Longevity Risk is the risk of outliving the savings or investments, particularly pertain to retired or nearing retirement individuals. . They might end up living longer than their own saving can sustain them or support them. This proves to be a huge risk because they usually do not have a steady source of income and their savings might be over due to lack of opportunity of getting replenished.
#9 – Foreign Investment Risk
Foreign Investment Foreign Investment Foreign investment refers to domestic companies investing in foreign companies in order to gain a stake and actively participate in the day-to-day operations of the business, as well as for essential strategic expansion. For example, if an American company invests in an Indian company, it will be considered a foreign investment.Risk is the risk of investing in foreign countries. If the Country as a whole is at risk of falling GDP, high inflation, or civil unrest, the investment will lose money.
Let us try to understand the concept with a suitable example. Max is a 40-year-old individual with a good source of income. He has made some investments to make fund arrangement for his two children with an investment horizon of 15 years. The funds are invested partly in a liquid source that can be taken out as a nd when needed and partly in a fund that has a lock in period if 5 years.
It so happens that Max suddenly loses his job due to some problem in his company for which he was working. Now he is in dire need of money and is unable to arrange for funds to meet his expenses.
If we do the investment risk analysis, we notice that there is the horizon risk, where he cannot continue with his investment and has to access his liquid fund, thus breaking it. We also see the liquidity risk here because he cannot access the fund with a lock-in period when he needs it the most.

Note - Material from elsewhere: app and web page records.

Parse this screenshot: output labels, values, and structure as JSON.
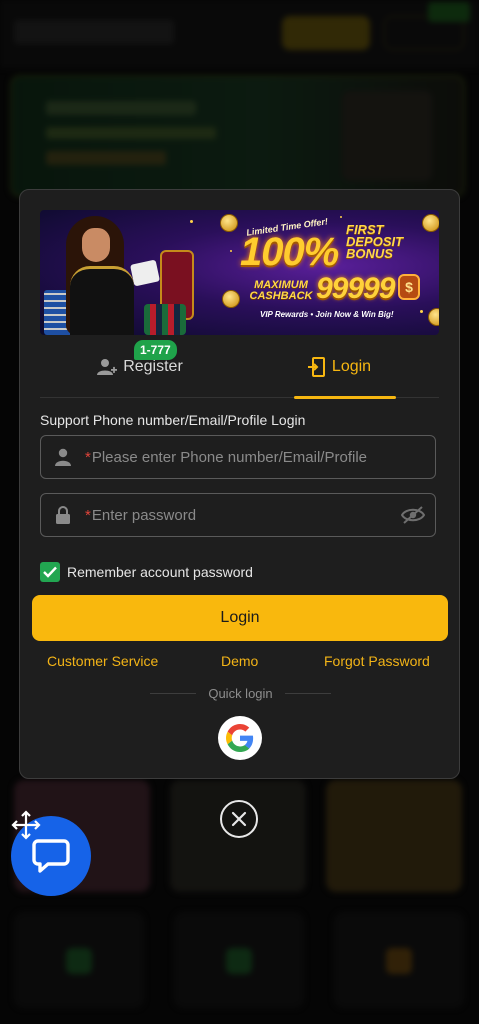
{
  "promo_banner": {
    "limited": "Limited Time Offer!",
    "headline_percent": "100%",
    "headline_first": "FIRST DEPOSIT BONUS",
    "cashback_label": "MAXIMUM CASHBACK",
    "cashback_amount": "99999",
    "currency_symbol": "$",
    "tagline": "VIP Rewards • Join Now & Win Big!"
  },
  "tabs": {
    "register_label": "Register",
    "register_badge": "1-777",
    "login_label": "Login",
    "active": "login"
  },
  "form": {
    "support_label": "Support Phone number/Email/Profile Login",
    "username_placeholder": "Please enter Phone number/Email/Profile",
    "password_placeholder": "Enter password",
    "required_mark": "*",
    "remember_label": "Remember account password",
    "remember_checked": true,
    "login_button": "Login"
  },
  "links": {
    "customer_service": "Customer Service",
    "demo": "Demo",
    "forgot_password": "Forgot Password"
  },
  "quick_login": {
    "label": "Quick login",
    "providers": [
      "google"
    ]
  },
  "colors": {
    "accent": "#f9b80d",
    "badge": "#1fa34a",
    "checkbox": "#22a651",
    "chat_fab": "#1663e8",
    "modal_bg": "#1e1e1e",
    "required": "#e0443a"
  },
  "icons": {
    "register": "person-add-icon",
    "login": "door-login-icon",
    "username": "person-icon",
    "password": "lock-icon",
    "toggle_password": "eye-off-icon",
    "google": "google-icon",
    "close": "close-icon",
    "chat": "chat-bubble-icon",
    "move": "move-arrows-icon"
  }
}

So the above example highlights some investment risks that individuals or institutions might face.
How To Manage?
Although there are risks in investment, these risks can be managed and controlled. Various ways of managing the risks include:
- Diversification: Diversification includes spreading investment into various assets like stocks, bonds, and real estate, etc. This helps the investor as he will gain from other investments if one of them does not perform, thus reducing the investment risk levels. Diversification can be achieved across different assets and also within the assets (e.g., investing across various sectors when investing in stocks).
- Investing Consistently (Averaging): By investing consistently i.e., investing small amounts at regular intervals of time, the investor can average his investment. He will sometime buy high and sometimes buy low and maintain the initial cost price of the investment. However, if the investment rises in the market price, he will gain on the whole investment.
- Investing for the Long Term: As per the investment risk analysis, long-term investments provide higher returns than short-term investments. Although there is short-term volatility in the prices of securities, however, they generally gain when invested over a longer horizon (5,10, 20 years).
Frequently Asked Questions (FAQs)
Minimizing this risk involves implementing strategies and practices to reduce potential financial losses. First, however, here are a few critical approaches to mitigate investment risk, including diversification, asset allocation, risk assessment and research, regular monitoring, risk management tool, and professional advice.
Determining whether or not to accept the risk associated with an investment in light of the projected returns is the goal of risk analysis and management. Standard deviation, Sharpe ratio, beta, value at risk (VaR), conditional value at risk (CVaR), and R-squared are standard approaches for calculating risk.
For investors trying to reduce their investment risk, portfolio diversification is choosing various investments within each asset class. Diversification among asset classes may also help to mitigate the adverse effects of significant market fluctuations on your portfolio.
This has been a guide to what is Investment Risk. We explain its types, along with examples, how to manage it and its features. You can learn more about investments from the following articles –